The team should advocate working with this. It has been though to get time for it.

Maybe because I’m often in the process of building up the design system in a short period of time and team members who have a lot of other priorities . Also with getting adoption in the organization is hard in this fase. Development and designers still see it as something they have to do, puts on restrictions rather than freedom for creativity, cost time rather than. It needs a lot of time to let design system be the status quo and to show that it will be worth it in the end.

Lest we forget, the experience is positive for most people:

It provides in consistency and efficiency . It’s also easier to get new or temporally designers on board.

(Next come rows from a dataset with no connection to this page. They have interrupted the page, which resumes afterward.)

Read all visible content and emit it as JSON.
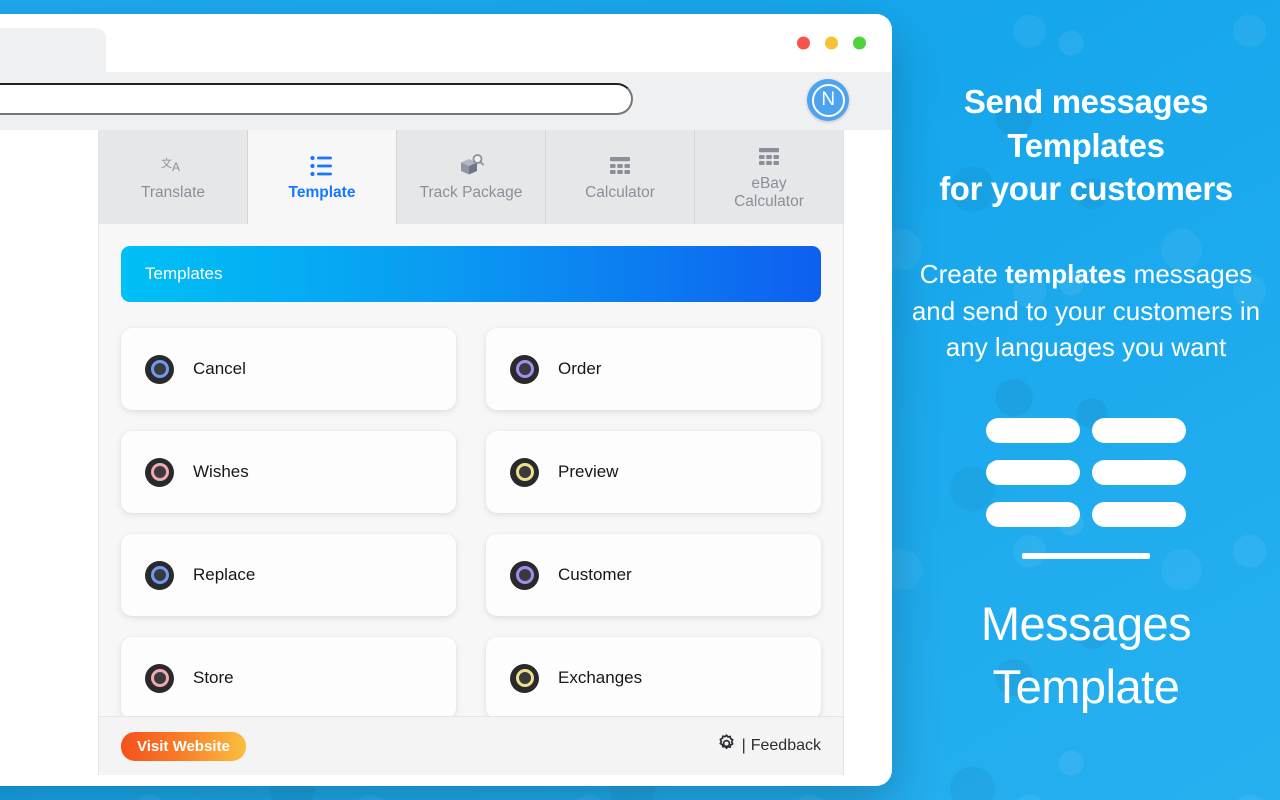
{
  "browser": {
    "traffic_lights": [
      {
        "name": "close",
        "color": "#f8544b"
      },
      {
        "name": "minimize",
        "color": "#f6c233"
      },
      {
        "name": "maximize",
        "color": "#4fd33c"
      }
    ],
    "url_value": "",
    "url_placeholder": "",
    "extension_badge_letter": "N"
  },
  "popup": {
    "tabs": [
      {
        "label": "Translate",
        "icon": "translate-icon",
        "active": false
      },
      {
        "label": "Template",
        "icon": "list-icon",
        "active": true
      },
      {
        "label": "Track Package",
        "icon": "package-search-icon",
        "active": false
      },
      {
        "label": "Calculator",
        "icon": "calculator-icon",
        "active": false
      },
      {
        "label": "eBay\nCalculator",
        "icon": "calculator-icon",
        "active": false
      }
    ],
    "section_header": "Templates",
    "templates": [
      {
        "label": "Cancel",
        "ring": "#6f9bee"
      },
      {
        "label": "Order",
        "ring": "#a58cec"
      },
      {
        "label": "Wishes",
        "ring": "#f2a8ad"
      },
      {
        "label": "Preview",
        "ring": "#ece08a"
      },
      {
        "label": "Replace",
        "ring": "#6f9bee"
      },
      {
        "label": "Customer",
        "ring": "#a58cec"
      },
      {
        "label": "Store",
        "ring": "#f2a8ad"
      },
      {
        "label": "Exchanges",
        "ring": "#ece08a"
      }
    ],
    "footer": {
      "visit_label": "Visit Website",
      "feedback_separator": "|",
      "feedback_label": "Feedback",
      "gear_icon": "gear-icon"
    }
  },
  "promo": {
    "title_lines": [
      "Send messages",
      "Templates",
      "for your customers"
    ],
    "subtitle_pre": "Create ",
    "subtitle_bold": "templates",
    "subtitle_post": " messages and send to your customers in any languages you want",
    "pill_count": 6,
    "footer_lines": [
      "Messages",
      "Template"
    ],
    "accent_color": "#1fa9ef"
  }
}
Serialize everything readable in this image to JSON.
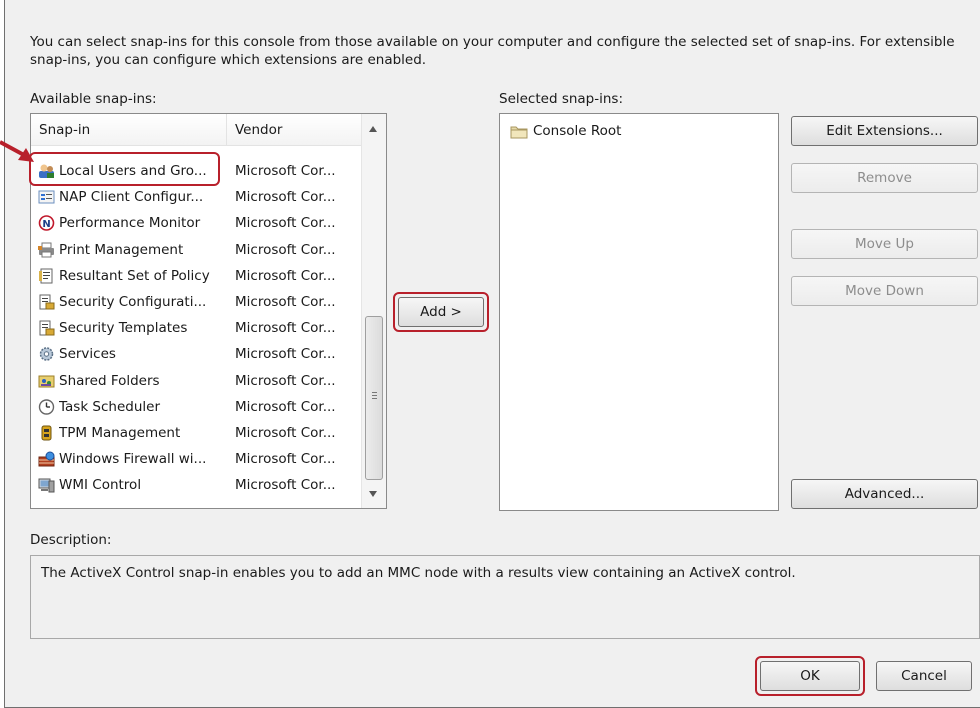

Struggles with respect to Design Systems

We asked participants what the main struggles are with Design Systems, freelancers and agency-people mainly report maintenance (63%) and adoption (50%) difficulties. This is different from in-house participants: although both indicate these as the top problems, in-house participants report less. Furthermore, in-house participants focus more on people/process problems than non-in-house participants.

With ‘maintenance’, the participants usually mean that documentation or design files are not up to date with what is used online. With that in mind, three of the top difficulties for agencies are related to tooling or content whereas most problem for in- house teams relate to people.

Clients don’t know what it is and are not sure what value it brings them.

What would you do differently if you could start over with your Design System?

Both types of participant (in-house versus freelance/agency) name “involving more people earlier” as the top thing they would do differently, if they could start over with their Design System. What’s different is that the freelance/agency participants name a focus on quality much more (37% versus 25% for in-house) as well as the different technology decisions (27% versus 16% in-house).

involve Angular developers early on . Now they seem like an add-on

Execute Design System from A to Z . More focus on tooling, implementation and governance

The difference in perception between being in-house and being on the outside

Looking at the results above, we can see there is a difference in perception of problems related to Design Systems between those working in-house and those “on the outside”. In-house teams overall seem to see more problems related to content and tooling, then people or process.

Best tip

Agencies and freelancers focus on getting the team right and communication as well. Just as with organizations there is the split between “just do it and start small” (18%) and take your time and do research (11%).

Some people offer some words of warning…

Only use it when you need it. Some organizations don’t need it. And if you’re deciding to use it, then make it work.

Not every company needs one! Only for it projects that want to ship, test fast and get customer feedback fast.

… but most people are very positive about Design Systems:

Go and do it! Even a simple component library with text and color styles works wonders for creating more consistent design way faster!

If you’re new to DS’s start from scratch with a DS for a new project / product to hit the ground running and don’t overcomplicate things by reworking a DS into an existing one.

Don’t specify everything, leave room for it to evolve

Execute Design System from A to Z . More focus on tooling, implementation and governance

So get going with your Design System!

Published before on Medium